The reflection for this week is by Local Preacher, Christine Jones (Longwell Green).
After Matthew’s account of the MarvellousPicnic, Jesus sends the disciples back to the other side of the lake while he dismisses the crowd. We join the disciples, now at a considerable distance from land, being buffeted by waves because the wind is against them. Only Matthew includes the story of Peter getting out of the boat.
The Christian community for whom Matthew wrote his gospel were feeling rather like the disciples. They no longer had the physical presence of Jesus. They believed he was alive and they had the Holy Spirit, but it wasn’t same as having him with them, having him ‘in the boat,’ as it were. He had promised that he would come again, but time had passed, decades. Would he ever return? How long could they manage without him? Like the disciples in the boat they were struggling in the dark, buffeted by waves of doubt and temptation; not actually facing persecution, but fearing it could come. The confidence with which they had started out after Pentecost had ebbed away.
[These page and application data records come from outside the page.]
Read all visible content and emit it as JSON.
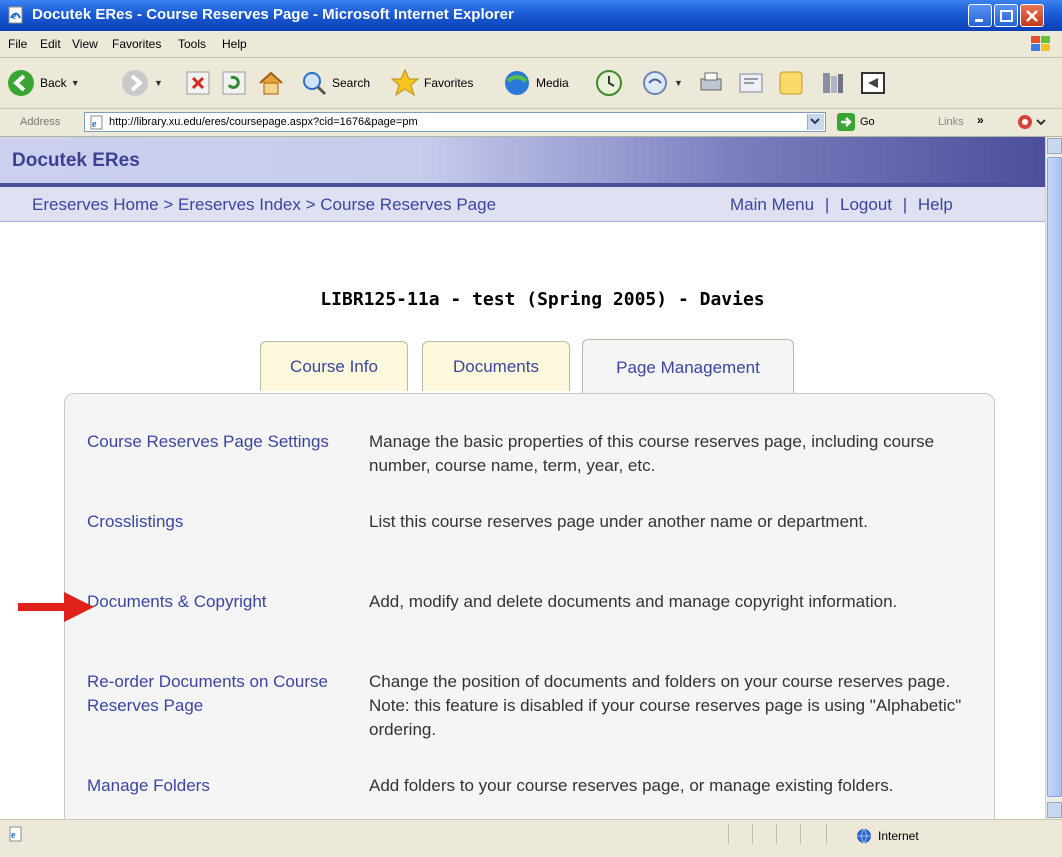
{
  "window": {
    "title": "Docutek ERes - Course Reserves Page - Microsoft Internet Explorer"
  },
  "menubar": {
    "items": [
      "File",
      "Edit",
      "View",
      "Favorites",
      "Tools",
      "Help"
    ]
  },
  "toolbar": {
    "back_label": "Back",
    "search_label": "Search",
    "favorites_label": "Favorites",
    "media_label": "Media"
  },
  "addressbar": {
    "label": "Address",
    "url": "http://library.xu.edu/eres/coursepage.aspx?cid=1676&page=pm",
    "go_label": "Go",
    "links_label": "Links",
    "links_arrow": "»"
  },
  "site": {
    "brand": "Docutek ERes",
    "breadcrumb": {
      "home": "Ereserves Home",
      "index": "Ereserves Index",
      "current": "Course Reserves Page",
      "sep": ">"
    },
    "nav": {
      "main_menu": "Main Menu",
      "logout": "Logout",
      "help": "Help",
      "sep": "|"
    }
  },
  "course": {
    "code": "LIBR125-11a - test (Spring 2005) - Davies"
  },
  "tabs": [
    {
      "label": "Course Info",
      "active": false
    },
    {
      "label": "Documents",
      "active": false
    },
    {
      "label": "Page Management",
      "active": true
    }
  ],
  "items": [
    {
      "link": "Course Reserves Page Settings",
      "desc": "Manage the basic properties of this course reserves page, including course number, course name, term, year, etc."
    },
    {
      "link": "Crosslistings",
      "desc": "List this course reserves page under another name or department."
    },
    {
      "link": "Documents & Copyright",
      "desc": "Add, modify and delete documents and manage copyright information."
    },
    {
      "link": "Re-order Documents on Course Reserves Page",
      "desc": "Change the position of documents and folders on your course reserves page. Note: this feature is disabled if your course reserves page is using \"Alphabetic\" ordering."
    },
    {
      "link": "Manage Folders",
      "desc": "Add folders to your course reserves page, or manage existing folders."
    }
  ],
  "statusbar": {
    "zone": "Internet"
  },
  "colors": {
    "link": "#3b45a0",
    "banner_dark": "#4a4d99",
    "arrow": "#e0201a"
  }
}
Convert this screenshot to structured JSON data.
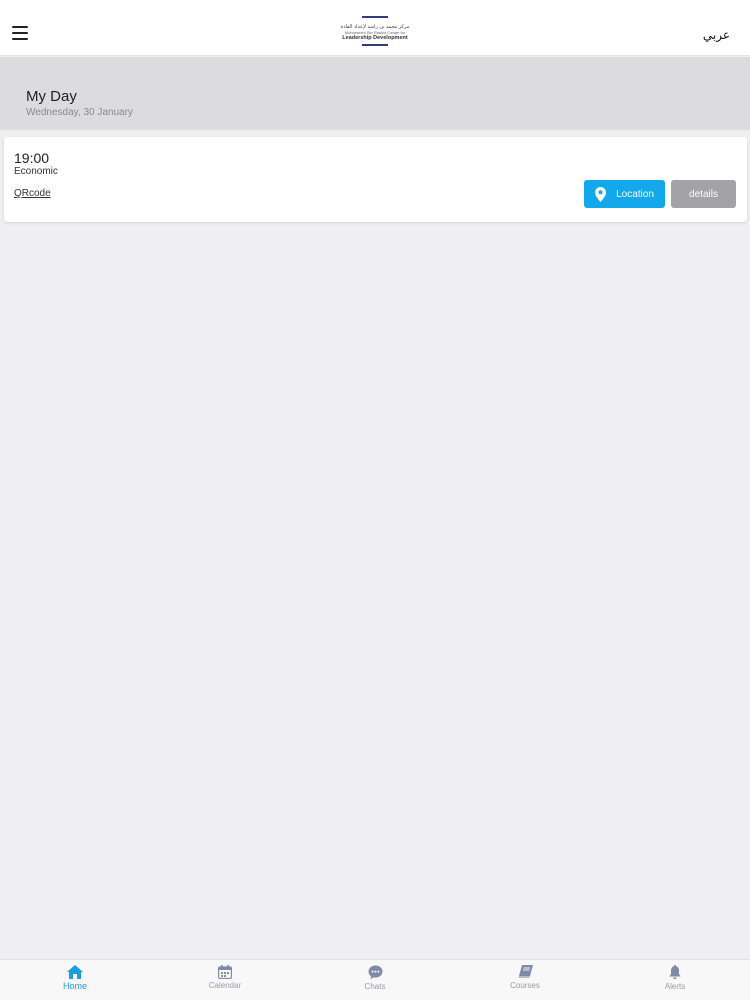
{
  "header": {
    "logo_arabic": "مركز محمد بن راشد لإعداد القادة",
    "logo_english_line1": "Mohammed Bin Rashid Center for",
    "logo_english_line2": "Leadership Development",
    "language_toggle": "عربي"
  },
  "page": {
    "title": "My Day",
    "date": "Wednesday, 30 January"
  },
  "events": [
    {
      "time": "19:00",
      "course": "Economic",
      "qr_link": "QRcode",
      "location_button": "Location",
      "details_button": "details"
    }
  ],
  "tabs": [
    {
      "label": "Home",
      "icon": "home-icon",
      "active": true
    },
    {
      "label": "Calendar",
      "icon": "calendar-icon",
      "active": false
    },
    {
      "label": "Chats",
      "icon": "chat-icon",
      "active": false
    },
    {
      "label": "Courses",
      "icon": "book-icon",
      "active": false
    },
    {
      "label": "Alerts",
      "icon": "bell-icon",
      "active": false
    }
  ],
  "colors": {
    "accent": "#13a8ec",
    "active_tab": "#1d9ce0",
    "inactive_tab": "#9a9a9e",
    "details_button": "#a3a3a6",
    "logo_blue": "#2d3e7a"
  }
}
After the initial wave of conversions there had been opposition and apathy; under-currents and tensions, pulling them this way and that.
This is the situation for which Matthew includes this story of Peter; Peter the rock, Peter the great Christian leader, Peter the faithful martyr. Matthew deliberately tells this story to encourage his Christian community to exercise their faith amid the chaotic situations around them; to fix their attention on Jesus; to be brave enough to get out of their boat and keep walking towards him; to focus on what he’s doing and where he’s leading; to accept that there will be trouble, opposition and threats around them; there will be distractions, doubts and temptations within them. There will also be the hand of Jesus reaching out to catch them, because truly he is the Son of God. Does any of this sound familiar? Do we ever feel that it has been a long wait for Jesus to return? Not just decades, centuries, millennia. We believe he is risen and we have the Holy Spirit, but it is not the same as having his physical presence, having him ‘in our boat.’ Will he ever return? How long can we manage without him? Do we sometimes, or maybe often, feel we are struggling in the dark, straining at the oars, working our socks off for the church, and getting nowhere? Nothing seems secure anymore. There are forces for change both inside the church and in the wider world. Is the boat sinking under us?Are we brave enough to get out of the boat and walk towards Jesus, or are we so fascinate by the powers of destruction that we have lost sight of him? If we keep our eyes on him we will stay afloat. If we keep our eyes on other things we will go under. He says to each of us ‘Take courage! It is I. Don’t be afraid. Come’. So, when we do get out of our boat he reaches out his hand to catch us, for truly he is the Son of God.
Lord Jesus, since it is you, though I am afraid, I will take heart, I will come to you, for truly you are the Son of God, and even my little faith is enough for you to use. Amen.